Last year Egypt became a major market for LNG shippers such as BP and Europe's elite commodity merchants after the startup of two import terminals, but a payment freeze for deliveries until March has resulted in a $400-$500 million bill so far, trade sources say.
It is an unwelcome addition to Egypt's already growing arrears to foreign oil companies involved in producing oil and gas in the country, up at $3 billion at the end of December.
In BP's case this has begun to translate into deliveries being pushed back nine months into the future in the latest case, a source said, raising the prospect of patchy supplies to Egypt's energy-intensive industries
and power plants.
BP's British Sapphire arrived outside the country's Ain Sokhna import terminal on Dec. 24 and proceeded to spend the next fortnight circling offshore before on Jan. 7 the vessel's destination changed.
It is currently en route to Brazil, shipping data shows.
"The British Sapphire was redirected because (BP's) previous cargo was not paid for," a trader said.
Egypt's LNG suppliers include Shell, Gas Natural, Trafigura
, Vitol, EDF Trading, PetroChina and Noble.
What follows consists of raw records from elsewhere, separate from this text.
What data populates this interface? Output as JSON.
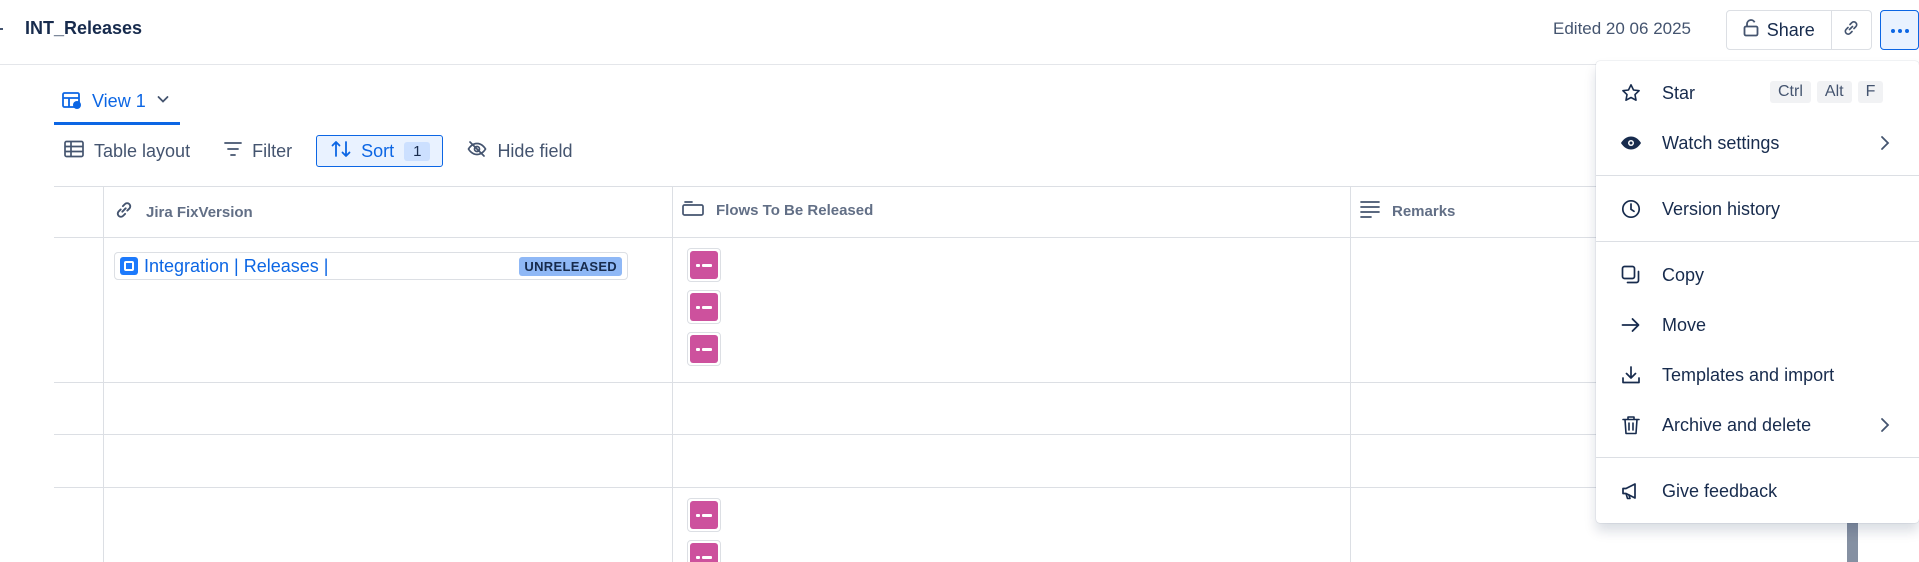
{
  "header": {
    "title": "INT_Releases",
    "edited": "Edited 20 06 2025",
    "share_label": "Share"
  },
  "view": {
    "tab_label": "View 1"
  },
  "toolbar": {
    "table_layout_label": "Table layout",
    "filter_label": "Filter",
    "sort_label": "Sort",
    "sort_count": "1",
    "hide_field_label": "Hide field"
  },
  "table": {
    "columns": [
      {
        "label": "Jira FixVersion",
        "icon": "link-icon"
      },
      {
        "label": "Flows To Be Released",
        "icon": "flow-field-icon"
      },
      {
        "label": "Remarks",
        "icon": "text-lines-icon"
      }
    ],
    "rows": [
      {
        "fix_version": "Integration | Releases |",
        "status": "UNRELEASED",
        "flows": 3
      },
      {
        "fix_version": "",
        "status": "",
        "flows": 0
      },
      {
        "fix_version": "",
        "status": "",
        "flows": 0
      },
      {
        "fix_version": "",
        "status": "",
        "flows": 2
      }
    ]
  },
  "menu": {
    "items": [
      {
        "label": "Star",
        "icon": "star-icon",
        "shortcut": [
          "Ctrl",
          "Alt",
          "F"
        ]
      },
      {
        "label": "Watch settings",
        "icon": "eye-icon",
        "submenu": true
      },
      {
        "label": "Version history",
        "icon": "clock-icon"
      },
      {
        "label": "Copy",
        "icon": "copy-icon"
      },
      {
        "label": "Move",
        "icon": "arrow-right-icon"
      },
      {
        "label": "Templates and import",
        "icon": "download-icon"
      },
      {
        "label": "Archive and delete",
        "icon": "trash-icon",
        "submenu": true
      },
      {
        "label": "Give feedback",
        "icon": "megaphone-icon"
      }
    ]
  },
  "colors": {
    "accent": "#0c66e4",
    "flow_icon": "#cd519d",
    "badge": "#8fb8f6"
  }
}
Gas shipments should continue uninterrupted from trade houses after Egypt promised to repay LNG debts by dipping into multi-billion dollar cash infusions by the World Bank, China and other institutions expected in coming months, the sources said.
But uncertainty remains over what proportion of Chinese, World Bank and other aid will go towards the petroleum sector.
Forthcoming Saudi oil aid should also free Egypt's hand to dedicate its replenished U.S. dollar reserves to repaying gas debts since
purchases of oil on the open market will be minimized, one LNG trader said.
In a bid to ride out its cash crunch, last month Egypt proposed to extend payment terms for LNG to 90 days after the date of unloading, from 15 days previously.
(By Oleg Vukmanovic and Sarah McFarlane, Additional reporting by Eric Knecht in Cairo, editing by David Evans)